Hymenoplasty has been practiced for decades in the Middle East and Latin America because of social and religious customs that stress virginity.

Recently, some leading newspapers reported that hymenoplasty, or restoring a woman’s virginity by surgically reattaching the hymen, is becoming more common among women of Muslim origin who live in France, Germany, Canada, and other parts of the world, including the United States.

For example, on June 11, 2008, The New York Times published an article titled, “In Europe, Debate Over Islam and Virginity,” in which the head of the French College of Gynecologists and Obstetricians, Jacques Lansac, was quoted as saying there is no place for this kind of surgery in secular French society, where the procedure goes against equality of women, human rights, etc.

This and other newspaper articles note that the practice of hymenoplasty is nothing new.

In the United States, for example, some women go as far as getting hymenoplasties as Valentine’s Day gifts for their husbands—arguably one of the most frivolous of procedures, which rankles feminists and progressive thinkers.

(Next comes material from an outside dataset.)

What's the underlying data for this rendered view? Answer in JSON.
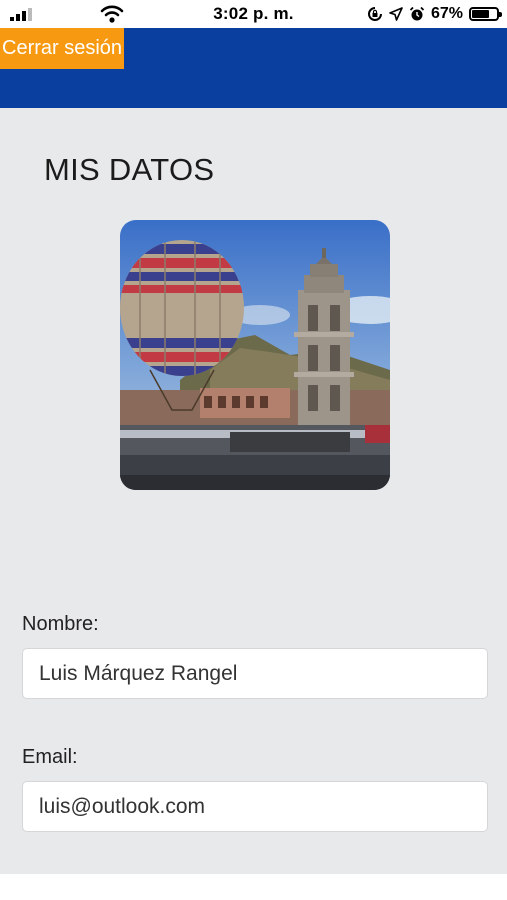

Under an apparently common interpretation of Islamic law, family members have executed brides-to-be who cannot prove they are virgins when they marry, in order to retain family honor. Reports of these “honor killings” have grown more numerous in secular states—such as France, Canada, and the United States—as those countries increasingly play host to emigrating Muslims.

Most women will do what it takes to avoid being attacked over virginity. For instance, a Muslim woman from Macedonia said she opted for the hymenoplasty procedure to avoid being punished by her father after a long-standing relationship with her boyfriend.

“I was afraid that my father would take me to a doctor and see whether I was still a virgin,” said the woman, 32, who is single and owns a small business in Germany. “He told me, ‘I will forgive everything but not if you have thrown dirt on my honor.’ I wasn’t afraid he would kill me, but I was sure he would have beaten me.”

In another news report, a French Muslim couple had their marriage annulled because the wife was not a virgin. In this case, a French court upheld the annulment because the woman admitted to lying about her chastity. Had she not lied, however, she might be dead today.

Women’s rights groups usually lash out at the practice of hymen repair. A spokesperson for one Paris-based Muslim women’s rights group, Ni Putes Ni Soumises, claims that surgeons who perform hymenoplasty are overstepping the bounds of their profession.

“Does it really help? Doesn’t it just bolster this tradition and this hypocrisy?” says Sihem Habchi, president of the group.

In some cases, though, reattachment of the hymen can mean the difference between life and death for your patients of Muslim extraction.

Therefore, when such a woman approaches you and asks for a hymenoplasty for reasons stated above, keep your ethical, cultural, and religious convictions in check. Note that I said when and not if.

As more Middle East-born people arrive in the states, they bring cultural beliefs that may seem very alien.

In many cases, they will come to you out of fear and a desire to hide past sexual transgressions via a convenient lie that you will be asked to support. For this last reason, the procedure is controversial in the medical community.

Should surgeons be involved in misleading family members of patients, as well as ultimately reinforcing a gender bias?

It may be difficult for you to be absolutely certain about the appropriate ethical approach in these cases. Consider, for example, the physician who believes that when a woman comes in for a surgery like this under duress (usually brought in by her relatives), the red flag goes up and you must beware.

However, some believe it’s either hymenoplasty or her life.

Jeffrey Frentzen
plasticsurgery@allied360.com